In the 1560’s a group of unfortunate German workers learned this the hard way. Several of them were suspected to have been poisoned by clouds of noxious gas, and they fell incredibly ill. Seasoned workers at the Mint advised them of the cure – to drink milk from a human skull! Despite the so called ‘cure’, several men died.
The mysterious case of Sleeping Beauty
Several decades prior to this, in the 1540’s, William Foxley was another victim of the Mint’s lax health and safety. Though how exactly, still no one to this day knows for sure! Foxley was a potter at the Mint, and one day he fell asleep over his pots and no one could wake him up.
It’s unclear what exactly caused Foxley’s coma, and allegedly King Henry VIII himself swung by The Tower to check out the mysterious sleeping beauty. For the majority of the British population, the only way they knew what their monarch looked like was thanks to the obverse of the coin. So Foxley will have been disappointed to have slept through his audience with the King.

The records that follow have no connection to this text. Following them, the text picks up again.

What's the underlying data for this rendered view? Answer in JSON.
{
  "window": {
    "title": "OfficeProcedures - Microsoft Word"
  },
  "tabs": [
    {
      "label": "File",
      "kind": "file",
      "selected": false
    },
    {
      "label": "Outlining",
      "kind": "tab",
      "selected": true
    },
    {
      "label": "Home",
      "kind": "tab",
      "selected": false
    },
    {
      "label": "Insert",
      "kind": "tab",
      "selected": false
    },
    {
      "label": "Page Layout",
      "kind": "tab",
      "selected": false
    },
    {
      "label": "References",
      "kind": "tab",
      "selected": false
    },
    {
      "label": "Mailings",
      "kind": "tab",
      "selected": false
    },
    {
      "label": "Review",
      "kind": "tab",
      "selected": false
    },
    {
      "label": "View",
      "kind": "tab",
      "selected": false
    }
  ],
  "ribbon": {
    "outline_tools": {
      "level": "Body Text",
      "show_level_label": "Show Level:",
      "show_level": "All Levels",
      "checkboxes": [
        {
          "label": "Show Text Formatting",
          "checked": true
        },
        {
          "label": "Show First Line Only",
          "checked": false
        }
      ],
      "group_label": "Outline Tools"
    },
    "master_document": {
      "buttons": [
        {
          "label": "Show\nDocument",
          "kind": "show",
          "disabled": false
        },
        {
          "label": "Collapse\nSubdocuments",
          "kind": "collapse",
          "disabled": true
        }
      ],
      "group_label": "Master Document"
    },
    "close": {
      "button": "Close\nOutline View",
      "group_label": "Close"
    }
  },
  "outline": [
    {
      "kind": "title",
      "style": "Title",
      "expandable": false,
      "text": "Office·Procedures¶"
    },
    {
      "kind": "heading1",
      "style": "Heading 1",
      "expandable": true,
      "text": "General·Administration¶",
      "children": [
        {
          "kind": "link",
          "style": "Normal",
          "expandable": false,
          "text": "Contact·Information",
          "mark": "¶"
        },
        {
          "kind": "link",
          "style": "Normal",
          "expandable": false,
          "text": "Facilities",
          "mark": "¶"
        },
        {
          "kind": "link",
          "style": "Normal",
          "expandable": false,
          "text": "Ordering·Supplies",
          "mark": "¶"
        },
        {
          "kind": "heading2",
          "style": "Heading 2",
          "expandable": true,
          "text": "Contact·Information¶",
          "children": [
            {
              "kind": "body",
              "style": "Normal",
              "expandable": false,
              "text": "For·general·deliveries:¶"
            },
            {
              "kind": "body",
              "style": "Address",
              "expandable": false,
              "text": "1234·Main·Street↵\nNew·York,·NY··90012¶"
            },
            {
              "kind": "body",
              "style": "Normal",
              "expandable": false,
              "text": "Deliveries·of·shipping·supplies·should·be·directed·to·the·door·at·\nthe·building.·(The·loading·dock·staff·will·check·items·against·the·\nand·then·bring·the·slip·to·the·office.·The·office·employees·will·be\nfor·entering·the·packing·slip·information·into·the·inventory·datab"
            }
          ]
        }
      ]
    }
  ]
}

This case perplexed physicians for 14 days, after which Foxley woke up and was the picture of perfect health. Remarkably he lived for another 40 years.
Tampering with coins was considered treason
Treason was not taken lightly. In fact any tampering with coins, such as shaving silver from the edge of a coin to steal it, was classed as treason and the severe punishments that awaited thieves and forgers was nearly enough in most instances to put them off.
During medieval times, the sentence for a first-time convicted counterfeiter was to remove their right hand. Any second offences were punishable by castration. It’s unknown exactly what followed this particularly gruesome punishment for a third or even a fourth offence.
But if you think this is severe, in later years and right up until the 1700’s male forgers suffered a traitor’s death – that is to be hung, drawn and quartered. Meanwhile, female forgers were either burned at the stake or transported on one of the infamous convict ships to their designated place of exile.
If you’re interested…
The Royal Mint has just released a BRAND NEW UK £5 coin to celebrate its longstanding and fascinating history with The Tower of London.
The coin is available in a range of specifications, including Brilliant Uncirculated and extremely limited edition Silver Proof and Silver Proof Piedfort. Given the historical significance of this commemorative, it is expected to be highly sought-after by serious collectors now and in years to come. That said, we do not expect to be able to offer it for long.
The time has come to complete your James Bond coin collection, as the third and final coin in the Royal Mint series has just been released!
So, join Adam in our latest video where he takes a closer look at the coin that’s sure to leave you shaken, not stirred…